LIVE IN GREECE: From Constantinople to California – Part Four
As we approach the release of LIVE IN GREECE: From Constantinople to California, we’ll be sharing some excerpts from the liner notes to give you a bit of background into the programming of this recording.
Although originating from the same early twentieth-century Athenian sources as sacred polyphony in Greece, liturgical choral music in the Greek Orthodox churches of the western United States of America soon assumed, for a variety of historical and cultural reasons, a distinct course. From the outset, choral settings in Italian or Russian styles created for the Greek Royal Chapel were overshadowed in America by the music of John Sakellarides (1853?–1938), an Athenian cantor who sought to purge Byzantine chant from alleged Oriental contamination by proffering a reformed repertory of his own devising that he sweetened with simple harmonisations. After the Second World War a school of young composers in California began to transform the legacy of Sakellarides through a partial return to earlier layers of the chant repertory and the introduction of more sophisticated approaches to the setting of Byzantine melodies for mixed chorus.
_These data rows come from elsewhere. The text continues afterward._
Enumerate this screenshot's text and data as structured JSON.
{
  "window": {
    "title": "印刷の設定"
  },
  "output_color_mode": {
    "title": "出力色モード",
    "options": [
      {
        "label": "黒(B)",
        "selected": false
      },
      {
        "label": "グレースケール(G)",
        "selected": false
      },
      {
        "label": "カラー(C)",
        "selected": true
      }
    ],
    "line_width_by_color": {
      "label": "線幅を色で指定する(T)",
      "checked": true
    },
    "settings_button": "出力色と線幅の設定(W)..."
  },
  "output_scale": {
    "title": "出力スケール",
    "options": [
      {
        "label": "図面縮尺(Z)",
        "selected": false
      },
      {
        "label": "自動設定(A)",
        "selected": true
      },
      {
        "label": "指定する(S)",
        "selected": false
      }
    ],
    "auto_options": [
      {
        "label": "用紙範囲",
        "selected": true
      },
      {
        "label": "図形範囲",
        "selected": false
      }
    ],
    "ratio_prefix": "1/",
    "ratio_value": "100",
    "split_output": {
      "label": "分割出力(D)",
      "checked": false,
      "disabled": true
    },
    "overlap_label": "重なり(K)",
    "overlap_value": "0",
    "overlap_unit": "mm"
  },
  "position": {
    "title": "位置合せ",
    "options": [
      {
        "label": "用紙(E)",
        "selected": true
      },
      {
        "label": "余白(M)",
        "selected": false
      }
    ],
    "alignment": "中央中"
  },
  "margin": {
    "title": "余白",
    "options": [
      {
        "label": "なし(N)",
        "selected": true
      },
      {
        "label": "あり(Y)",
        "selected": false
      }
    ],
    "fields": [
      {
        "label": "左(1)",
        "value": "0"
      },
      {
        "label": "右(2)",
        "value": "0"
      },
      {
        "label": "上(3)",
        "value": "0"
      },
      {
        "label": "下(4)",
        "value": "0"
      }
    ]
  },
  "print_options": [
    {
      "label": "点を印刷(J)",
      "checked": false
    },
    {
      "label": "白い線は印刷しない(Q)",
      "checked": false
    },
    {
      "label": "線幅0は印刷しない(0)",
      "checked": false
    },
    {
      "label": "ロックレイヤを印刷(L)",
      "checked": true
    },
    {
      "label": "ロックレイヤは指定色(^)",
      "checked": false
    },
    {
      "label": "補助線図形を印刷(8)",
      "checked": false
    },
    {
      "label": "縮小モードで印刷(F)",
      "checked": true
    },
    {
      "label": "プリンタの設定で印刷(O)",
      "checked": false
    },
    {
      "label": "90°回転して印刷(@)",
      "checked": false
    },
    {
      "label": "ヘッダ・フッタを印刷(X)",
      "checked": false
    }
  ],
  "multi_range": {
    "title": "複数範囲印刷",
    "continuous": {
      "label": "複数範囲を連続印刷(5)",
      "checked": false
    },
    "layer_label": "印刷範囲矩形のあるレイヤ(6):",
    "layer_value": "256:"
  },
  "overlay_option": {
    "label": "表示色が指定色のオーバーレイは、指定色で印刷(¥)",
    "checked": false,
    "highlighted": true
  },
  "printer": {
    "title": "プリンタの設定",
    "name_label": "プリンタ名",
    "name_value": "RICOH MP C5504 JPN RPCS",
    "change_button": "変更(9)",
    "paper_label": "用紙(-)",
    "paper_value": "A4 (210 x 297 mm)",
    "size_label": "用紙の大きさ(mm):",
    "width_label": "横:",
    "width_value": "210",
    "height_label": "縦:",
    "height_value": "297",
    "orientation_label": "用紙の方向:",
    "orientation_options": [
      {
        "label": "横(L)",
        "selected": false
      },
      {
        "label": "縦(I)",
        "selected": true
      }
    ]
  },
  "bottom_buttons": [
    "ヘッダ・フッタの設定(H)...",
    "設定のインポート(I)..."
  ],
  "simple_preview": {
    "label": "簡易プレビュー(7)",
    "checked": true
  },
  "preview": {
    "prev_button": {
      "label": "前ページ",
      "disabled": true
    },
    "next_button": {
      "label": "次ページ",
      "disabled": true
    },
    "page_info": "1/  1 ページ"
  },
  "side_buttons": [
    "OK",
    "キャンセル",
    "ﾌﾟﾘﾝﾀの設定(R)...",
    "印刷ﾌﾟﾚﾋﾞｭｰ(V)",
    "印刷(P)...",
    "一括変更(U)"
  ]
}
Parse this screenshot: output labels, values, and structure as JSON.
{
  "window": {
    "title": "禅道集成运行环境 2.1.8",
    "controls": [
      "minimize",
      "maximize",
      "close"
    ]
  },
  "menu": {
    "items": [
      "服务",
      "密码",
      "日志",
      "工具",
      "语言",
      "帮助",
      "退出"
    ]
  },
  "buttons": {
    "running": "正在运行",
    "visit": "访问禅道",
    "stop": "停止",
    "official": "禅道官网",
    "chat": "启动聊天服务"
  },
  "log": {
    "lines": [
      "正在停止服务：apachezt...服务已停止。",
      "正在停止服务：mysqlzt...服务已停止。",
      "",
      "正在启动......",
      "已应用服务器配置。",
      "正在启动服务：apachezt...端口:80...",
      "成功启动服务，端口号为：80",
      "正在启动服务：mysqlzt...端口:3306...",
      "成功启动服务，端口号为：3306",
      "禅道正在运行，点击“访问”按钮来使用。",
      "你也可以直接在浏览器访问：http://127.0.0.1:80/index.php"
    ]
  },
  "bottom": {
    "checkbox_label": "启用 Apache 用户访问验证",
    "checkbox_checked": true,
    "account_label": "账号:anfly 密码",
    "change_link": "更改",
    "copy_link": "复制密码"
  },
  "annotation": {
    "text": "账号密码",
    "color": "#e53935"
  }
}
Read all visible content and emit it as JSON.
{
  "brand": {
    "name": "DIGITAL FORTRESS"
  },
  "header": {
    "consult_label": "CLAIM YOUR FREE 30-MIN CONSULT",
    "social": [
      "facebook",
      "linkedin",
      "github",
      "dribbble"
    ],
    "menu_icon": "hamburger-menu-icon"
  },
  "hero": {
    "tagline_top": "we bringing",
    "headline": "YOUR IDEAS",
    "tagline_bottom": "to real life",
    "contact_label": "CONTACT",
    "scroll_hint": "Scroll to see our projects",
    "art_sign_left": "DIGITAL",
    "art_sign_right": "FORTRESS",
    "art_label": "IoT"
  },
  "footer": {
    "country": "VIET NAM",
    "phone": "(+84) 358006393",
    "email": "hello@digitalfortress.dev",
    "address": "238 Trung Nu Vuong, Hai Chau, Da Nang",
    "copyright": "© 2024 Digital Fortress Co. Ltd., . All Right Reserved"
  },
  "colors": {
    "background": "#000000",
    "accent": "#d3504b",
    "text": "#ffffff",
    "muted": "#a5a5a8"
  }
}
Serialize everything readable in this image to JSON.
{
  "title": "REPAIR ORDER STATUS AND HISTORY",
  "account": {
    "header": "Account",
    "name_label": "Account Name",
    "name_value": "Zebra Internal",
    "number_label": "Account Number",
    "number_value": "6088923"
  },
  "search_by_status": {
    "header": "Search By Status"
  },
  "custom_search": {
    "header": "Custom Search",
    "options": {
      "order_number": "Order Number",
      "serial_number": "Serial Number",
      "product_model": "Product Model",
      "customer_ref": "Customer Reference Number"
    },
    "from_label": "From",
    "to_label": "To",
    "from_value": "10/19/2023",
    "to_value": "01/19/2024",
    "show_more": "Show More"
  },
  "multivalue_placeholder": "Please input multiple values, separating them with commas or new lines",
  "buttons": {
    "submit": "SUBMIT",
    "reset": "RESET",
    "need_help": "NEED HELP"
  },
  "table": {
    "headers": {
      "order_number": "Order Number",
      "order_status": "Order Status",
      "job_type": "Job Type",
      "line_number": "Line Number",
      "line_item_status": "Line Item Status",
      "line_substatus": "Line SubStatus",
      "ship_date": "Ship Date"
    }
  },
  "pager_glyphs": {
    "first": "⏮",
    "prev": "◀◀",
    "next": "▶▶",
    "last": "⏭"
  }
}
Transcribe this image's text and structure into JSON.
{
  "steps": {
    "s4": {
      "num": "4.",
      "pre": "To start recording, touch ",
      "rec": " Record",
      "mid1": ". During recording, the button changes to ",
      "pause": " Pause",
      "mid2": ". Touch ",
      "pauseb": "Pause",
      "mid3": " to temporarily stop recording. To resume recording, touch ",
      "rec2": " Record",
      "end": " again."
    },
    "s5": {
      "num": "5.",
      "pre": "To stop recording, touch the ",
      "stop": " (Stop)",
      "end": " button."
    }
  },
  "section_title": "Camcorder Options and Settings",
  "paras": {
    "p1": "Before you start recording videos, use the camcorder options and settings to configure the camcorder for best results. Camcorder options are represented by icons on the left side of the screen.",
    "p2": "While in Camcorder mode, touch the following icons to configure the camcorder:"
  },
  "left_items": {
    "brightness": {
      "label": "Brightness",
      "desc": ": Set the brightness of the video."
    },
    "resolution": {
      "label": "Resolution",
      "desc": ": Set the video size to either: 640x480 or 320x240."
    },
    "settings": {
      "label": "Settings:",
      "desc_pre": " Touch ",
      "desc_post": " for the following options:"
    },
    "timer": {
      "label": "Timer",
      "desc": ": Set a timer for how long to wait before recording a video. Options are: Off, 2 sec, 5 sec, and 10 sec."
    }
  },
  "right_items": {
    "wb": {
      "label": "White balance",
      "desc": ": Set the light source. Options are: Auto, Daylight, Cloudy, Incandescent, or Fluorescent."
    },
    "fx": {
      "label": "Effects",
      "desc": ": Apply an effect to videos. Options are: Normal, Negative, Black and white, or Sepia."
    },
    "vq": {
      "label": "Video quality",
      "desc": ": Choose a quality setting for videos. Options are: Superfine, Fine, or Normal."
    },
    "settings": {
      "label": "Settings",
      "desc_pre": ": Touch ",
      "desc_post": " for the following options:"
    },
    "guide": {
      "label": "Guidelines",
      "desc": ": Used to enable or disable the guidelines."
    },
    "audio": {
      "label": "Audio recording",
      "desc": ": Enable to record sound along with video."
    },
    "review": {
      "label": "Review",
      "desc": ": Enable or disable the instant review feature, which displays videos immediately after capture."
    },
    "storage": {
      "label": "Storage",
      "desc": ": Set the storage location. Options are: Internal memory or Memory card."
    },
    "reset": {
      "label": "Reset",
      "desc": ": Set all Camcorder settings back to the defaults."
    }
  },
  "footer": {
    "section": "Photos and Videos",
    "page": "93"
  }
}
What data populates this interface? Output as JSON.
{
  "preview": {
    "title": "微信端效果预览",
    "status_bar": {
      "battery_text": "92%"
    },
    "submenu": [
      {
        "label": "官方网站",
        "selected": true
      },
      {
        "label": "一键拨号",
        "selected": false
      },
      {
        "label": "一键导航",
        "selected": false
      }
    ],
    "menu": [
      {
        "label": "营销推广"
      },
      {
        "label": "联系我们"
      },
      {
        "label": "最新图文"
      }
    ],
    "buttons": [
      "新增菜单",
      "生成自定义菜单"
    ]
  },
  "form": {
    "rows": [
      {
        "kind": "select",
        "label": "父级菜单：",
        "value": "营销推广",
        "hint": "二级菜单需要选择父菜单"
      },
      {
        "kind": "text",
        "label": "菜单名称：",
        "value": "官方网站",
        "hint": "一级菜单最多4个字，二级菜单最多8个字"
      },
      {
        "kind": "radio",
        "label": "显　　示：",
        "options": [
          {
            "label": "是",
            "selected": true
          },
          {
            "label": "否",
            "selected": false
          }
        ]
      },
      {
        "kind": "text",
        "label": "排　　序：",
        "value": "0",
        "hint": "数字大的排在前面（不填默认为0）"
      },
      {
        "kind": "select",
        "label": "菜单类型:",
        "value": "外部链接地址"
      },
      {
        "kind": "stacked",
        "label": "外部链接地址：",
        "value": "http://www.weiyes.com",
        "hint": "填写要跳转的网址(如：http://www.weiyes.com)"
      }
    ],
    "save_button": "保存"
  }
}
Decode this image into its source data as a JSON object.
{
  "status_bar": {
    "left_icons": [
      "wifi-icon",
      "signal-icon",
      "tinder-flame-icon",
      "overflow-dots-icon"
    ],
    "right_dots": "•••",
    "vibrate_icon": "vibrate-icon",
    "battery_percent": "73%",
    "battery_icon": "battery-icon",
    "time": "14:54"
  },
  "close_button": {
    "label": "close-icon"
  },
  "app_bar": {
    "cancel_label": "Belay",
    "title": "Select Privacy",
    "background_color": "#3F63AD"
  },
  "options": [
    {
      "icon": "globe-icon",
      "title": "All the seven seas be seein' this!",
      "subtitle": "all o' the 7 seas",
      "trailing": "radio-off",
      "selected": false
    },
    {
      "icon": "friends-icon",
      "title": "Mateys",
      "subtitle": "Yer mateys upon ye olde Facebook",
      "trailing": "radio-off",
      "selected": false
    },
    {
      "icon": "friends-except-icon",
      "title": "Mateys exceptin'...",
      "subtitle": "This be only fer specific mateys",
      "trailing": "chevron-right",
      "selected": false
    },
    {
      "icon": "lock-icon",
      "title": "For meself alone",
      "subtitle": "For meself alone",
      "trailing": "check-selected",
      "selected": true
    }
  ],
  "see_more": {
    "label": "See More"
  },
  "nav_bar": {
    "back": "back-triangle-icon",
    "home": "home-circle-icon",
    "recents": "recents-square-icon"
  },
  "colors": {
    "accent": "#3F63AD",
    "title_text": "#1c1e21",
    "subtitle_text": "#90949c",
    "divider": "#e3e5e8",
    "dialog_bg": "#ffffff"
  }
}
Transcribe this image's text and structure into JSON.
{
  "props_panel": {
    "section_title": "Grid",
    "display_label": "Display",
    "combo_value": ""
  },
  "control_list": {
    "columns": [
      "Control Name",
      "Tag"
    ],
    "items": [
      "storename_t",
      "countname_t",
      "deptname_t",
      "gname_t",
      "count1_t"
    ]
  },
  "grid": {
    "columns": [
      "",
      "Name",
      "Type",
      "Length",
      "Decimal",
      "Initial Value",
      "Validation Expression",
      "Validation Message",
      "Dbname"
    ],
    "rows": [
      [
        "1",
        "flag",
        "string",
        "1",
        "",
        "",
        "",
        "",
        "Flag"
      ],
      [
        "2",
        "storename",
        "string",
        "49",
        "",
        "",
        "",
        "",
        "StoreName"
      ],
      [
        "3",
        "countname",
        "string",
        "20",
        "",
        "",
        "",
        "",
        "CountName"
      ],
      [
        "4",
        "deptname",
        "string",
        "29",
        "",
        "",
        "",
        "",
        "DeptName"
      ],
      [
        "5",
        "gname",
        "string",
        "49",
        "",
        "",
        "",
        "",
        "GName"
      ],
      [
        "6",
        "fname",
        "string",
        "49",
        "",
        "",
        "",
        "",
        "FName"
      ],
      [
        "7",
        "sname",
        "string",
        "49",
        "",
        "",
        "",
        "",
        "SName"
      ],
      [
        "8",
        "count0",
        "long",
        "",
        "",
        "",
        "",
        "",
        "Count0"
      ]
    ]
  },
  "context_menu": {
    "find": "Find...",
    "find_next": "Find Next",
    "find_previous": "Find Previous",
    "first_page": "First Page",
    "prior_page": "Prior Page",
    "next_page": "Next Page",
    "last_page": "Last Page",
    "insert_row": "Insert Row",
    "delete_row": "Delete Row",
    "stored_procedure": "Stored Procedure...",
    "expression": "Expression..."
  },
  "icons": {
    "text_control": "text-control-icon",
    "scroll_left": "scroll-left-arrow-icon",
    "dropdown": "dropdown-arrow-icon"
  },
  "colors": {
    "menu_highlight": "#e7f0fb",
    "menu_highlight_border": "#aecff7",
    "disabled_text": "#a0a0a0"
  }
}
Frank Desby (1922–92) provided much of the impetus for the rise of this ‘West Coast School’ of Greek Orthodox choral music. For decades he served as director of music at St Sophia Cathedral in Los Angeles, also working tirelessly throughout the Greek Orthodox Archdiocese of America as conductor, composer and educator. Having gained postgraduate degrees at the University of Southern California for theses on medieval and post-Byzantine chant, Desby combined ideas gained from modern chant scholarship with his knowledge of the history of Western and Russian choral music to reshape Greek American liturgical singing according to contemporary academic standards. This led Desby during the 1950s to create harmonisations inspired by Renaissance prototypes and to adapt Byzantine chant to the modern style of performing Gregorian chant invented at the end of the nineteenth century by the monks of the French abbey of Solesmes. The ways that these approaches differed from the received traditions of Byzantine chanting may be heard by contrasting the performances on this disc of the traditional melody for the Apolytikion of the Holy Cross (sung from an 1882 publication by Stephanos Lampadarios, a cantor at the Ecumenical Patriarchate in Constantinople) with Desby’s staff-notation transcription and choral setting of the same hymn. Published in 1979, his setting of the Forty-fold ‘Kyrie eleison’ for the Litany of the Holy Cross is harmonised in a more modern style with a brief episode of polytonality.
— Alexander Lingas